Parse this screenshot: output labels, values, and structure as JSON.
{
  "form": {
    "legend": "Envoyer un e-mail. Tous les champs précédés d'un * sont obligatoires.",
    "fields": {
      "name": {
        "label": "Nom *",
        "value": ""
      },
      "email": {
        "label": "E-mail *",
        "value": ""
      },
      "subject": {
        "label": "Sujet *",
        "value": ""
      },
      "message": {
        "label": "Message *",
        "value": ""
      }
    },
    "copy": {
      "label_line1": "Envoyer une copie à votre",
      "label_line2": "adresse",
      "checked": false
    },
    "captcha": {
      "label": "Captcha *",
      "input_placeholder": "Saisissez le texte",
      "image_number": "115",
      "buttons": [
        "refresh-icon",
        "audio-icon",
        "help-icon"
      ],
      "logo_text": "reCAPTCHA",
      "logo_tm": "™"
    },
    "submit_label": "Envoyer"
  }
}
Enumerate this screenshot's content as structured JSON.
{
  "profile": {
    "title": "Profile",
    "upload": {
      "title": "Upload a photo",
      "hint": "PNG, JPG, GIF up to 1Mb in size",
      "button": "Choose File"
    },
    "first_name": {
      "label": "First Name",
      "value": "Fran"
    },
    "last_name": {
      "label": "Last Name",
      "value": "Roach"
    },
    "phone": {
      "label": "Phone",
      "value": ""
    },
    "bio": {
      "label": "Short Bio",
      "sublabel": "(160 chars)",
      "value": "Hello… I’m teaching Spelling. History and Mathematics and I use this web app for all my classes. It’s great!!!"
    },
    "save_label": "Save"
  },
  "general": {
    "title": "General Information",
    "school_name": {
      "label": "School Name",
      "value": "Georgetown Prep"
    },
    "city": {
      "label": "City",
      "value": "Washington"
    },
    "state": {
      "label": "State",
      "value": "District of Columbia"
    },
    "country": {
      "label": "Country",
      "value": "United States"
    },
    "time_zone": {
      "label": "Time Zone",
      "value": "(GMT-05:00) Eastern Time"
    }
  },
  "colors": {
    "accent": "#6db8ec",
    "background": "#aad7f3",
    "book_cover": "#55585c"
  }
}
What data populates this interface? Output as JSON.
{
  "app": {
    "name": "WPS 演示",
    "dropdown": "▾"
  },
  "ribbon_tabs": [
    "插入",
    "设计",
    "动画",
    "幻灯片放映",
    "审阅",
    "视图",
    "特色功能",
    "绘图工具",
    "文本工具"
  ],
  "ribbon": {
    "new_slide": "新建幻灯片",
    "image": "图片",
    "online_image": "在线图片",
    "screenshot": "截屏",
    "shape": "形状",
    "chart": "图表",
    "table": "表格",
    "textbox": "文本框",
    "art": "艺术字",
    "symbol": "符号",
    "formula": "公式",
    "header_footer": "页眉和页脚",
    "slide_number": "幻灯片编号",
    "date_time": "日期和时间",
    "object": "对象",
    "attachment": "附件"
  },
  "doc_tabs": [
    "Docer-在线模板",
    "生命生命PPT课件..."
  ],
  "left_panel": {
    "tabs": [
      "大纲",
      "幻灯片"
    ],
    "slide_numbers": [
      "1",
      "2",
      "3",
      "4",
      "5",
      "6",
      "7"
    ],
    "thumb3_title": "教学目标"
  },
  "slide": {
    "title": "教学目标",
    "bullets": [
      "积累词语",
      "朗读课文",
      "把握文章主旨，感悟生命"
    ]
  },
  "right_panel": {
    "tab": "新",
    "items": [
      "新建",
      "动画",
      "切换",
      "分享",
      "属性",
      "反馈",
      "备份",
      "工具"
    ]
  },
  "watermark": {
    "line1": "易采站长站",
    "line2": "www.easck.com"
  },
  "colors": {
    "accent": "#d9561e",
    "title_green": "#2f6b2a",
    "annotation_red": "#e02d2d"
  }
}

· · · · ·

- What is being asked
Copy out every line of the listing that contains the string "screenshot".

- The answer
Parse this screenshot: output labels, values, and structure as JSON.
Enumerate this screenshot's content as structured JSON.
    "screenshot": "截屏",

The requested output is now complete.